Jani: Yes, right now we are in warm talks with Solipsis to figure out how to co-operate the best possible way. Lets see what comes out from that. Their technological ideology is the best I can think of, combination of both client-server and peer-to-peer to get best of both of the worlds.
The focus in realXtend is to lead the development. There is a secondary goal to be interoperable whenever it makes sense. I just heard from Adam that the latest OpenSim is rock solid, so that is a big incentive for us to continue our efforts to modify realXtend code to be compatible with them. The goal here is to make realXtend as modules for OpenSim for easy integration.
Tish: Rex has blazed the trail with facilitating the import/export of meshes! But large meshes from programs like 3D max, while they create totally new opportunities for applications and content development, can be time consuming to work in and often require a lot of time on the import /export work, and they can be difficult to fine tune in world. One of the dreams for the future might be prim meshes that would bring the best of both worlds together (prim and mesh) do you see this as a possibility? I have heard many obstacles from bandwidth to graphic card inadequacies. But as Rex now has a reputation for doing the impossible I am asking your view on whether prim meshes are on the horizon? If not what are you doing to make meshes more flexible and easy to work with in world?
Jani: That is an interesting idea, and we have toyed ourselves with it already. It is definitely not impossible, though we have not made any decisions whether we will implement it or not.
We are going to do a lot of improvements to world building tools and add new possibilities like projectors, and things that are familiar from game level editing tools. Mesh selection is going to be fixed, for example. So you can expect much more in the area of world building. We are doing a lot of world building ourselves and have found it too cumbersome at the moment.
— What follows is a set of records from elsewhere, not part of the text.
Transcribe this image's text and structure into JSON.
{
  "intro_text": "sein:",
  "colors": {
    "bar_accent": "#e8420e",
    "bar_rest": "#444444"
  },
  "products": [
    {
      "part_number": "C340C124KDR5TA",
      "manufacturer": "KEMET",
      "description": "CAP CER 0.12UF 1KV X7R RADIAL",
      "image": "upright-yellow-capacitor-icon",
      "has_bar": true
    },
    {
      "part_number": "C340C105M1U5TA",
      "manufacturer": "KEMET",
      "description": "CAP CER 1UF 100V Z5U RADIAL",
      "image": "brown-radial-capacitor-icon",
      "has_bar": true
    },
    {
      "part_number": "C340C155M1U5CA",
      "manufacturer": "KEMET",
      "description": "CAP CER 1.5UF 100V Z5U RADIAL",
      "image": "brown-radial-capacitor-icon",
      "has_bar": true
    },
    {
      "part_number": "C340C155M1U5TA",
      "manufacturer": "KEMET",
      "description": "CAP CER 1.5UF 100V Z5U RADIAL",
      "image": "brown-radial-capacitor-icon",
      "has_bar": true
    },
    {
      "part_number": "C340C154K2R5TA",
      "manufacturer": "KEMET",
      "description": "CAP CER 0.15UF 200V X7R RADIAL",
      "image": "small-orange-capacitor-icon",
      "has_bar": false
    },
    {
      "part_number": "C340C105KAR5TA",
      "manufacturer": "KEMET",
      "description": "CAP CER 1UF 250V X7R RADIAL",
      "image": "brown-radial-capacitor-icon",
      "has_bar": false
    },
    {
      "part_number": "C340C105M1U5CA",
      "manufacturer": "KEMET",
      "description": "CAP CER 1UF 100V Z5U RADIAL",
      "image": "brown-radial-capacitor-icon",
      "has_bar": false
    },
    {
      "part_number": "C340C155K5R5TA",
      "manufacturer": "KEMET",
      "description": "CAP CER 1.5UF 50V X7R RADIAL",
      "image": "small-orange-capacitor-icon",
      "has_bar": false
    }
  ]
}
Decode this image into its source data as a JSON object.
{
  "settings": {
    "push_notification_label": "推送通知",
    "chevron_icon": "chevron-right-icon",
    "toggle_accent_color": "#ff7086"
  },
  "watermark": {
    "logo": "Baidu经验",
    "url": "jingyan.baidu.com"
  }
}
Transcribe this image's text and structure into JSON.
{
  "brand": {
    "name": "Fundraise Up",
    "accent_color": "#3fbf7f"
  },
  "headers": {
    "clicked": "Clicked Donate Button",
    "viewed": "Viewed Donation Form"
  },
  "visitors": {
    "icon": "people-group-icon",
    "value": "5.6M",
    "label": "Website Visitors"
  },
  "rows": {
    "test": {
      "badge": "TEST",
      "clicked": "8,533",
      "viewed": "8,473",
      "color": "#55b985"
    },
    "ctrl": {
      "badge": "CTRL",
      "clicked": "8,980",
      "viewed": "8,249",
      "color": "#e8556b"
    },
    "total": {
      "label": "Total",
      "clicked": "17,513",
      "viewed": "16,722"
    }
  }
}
Tish: OpenSim is definitely the fastest forward moving kid on the metaverse block. I know that the Rex avatar server is out and the Rex grid open. But, as I have a Mac I have no first hand experience, so I am interested to know how well things are progressing re stability, concurrency and ability to scale?
Jani: Those are currently the weak points we have, but we are going to attack also these in the near future. The stability is number one, it is a must for every application out there.
Tish: OpenSim is beginning to get a lot of interest from major corporate players. IBM, Microsoft, Intel, are three of the big ones. How do you think this will effect Rex and the developing ecosystem of OpenSim?
Jani: I think you could compare OpenSim and realXtend to operating system and a windowing system. realXtend is built on OpenSim, so every big company who starts to use OpenSim, will consider using realXtend as well. By using realXtend, you actually use OpenSim server plus some modifications we have done to enable all the new features.
I am sure that OpenSim and realXtend benefit each other as the whole ecosystem looks richer that way.
Tish: Recently I talked to several key metaverse developers in Japan and the integration of 3D immersive and mobile tech is very much part of their vision. But Japanese cell phone habits make the possibilities for interesting integration very rich. In Europe and the US what interesting directions do you think this integration with 3D immersive and mobile could take?
Jani: That is something we have given a lot of thought to, but we haven’t found a clear answer yet. One idea is that there could be communication application that you can use to have presence in the virtual world even when you are on the move.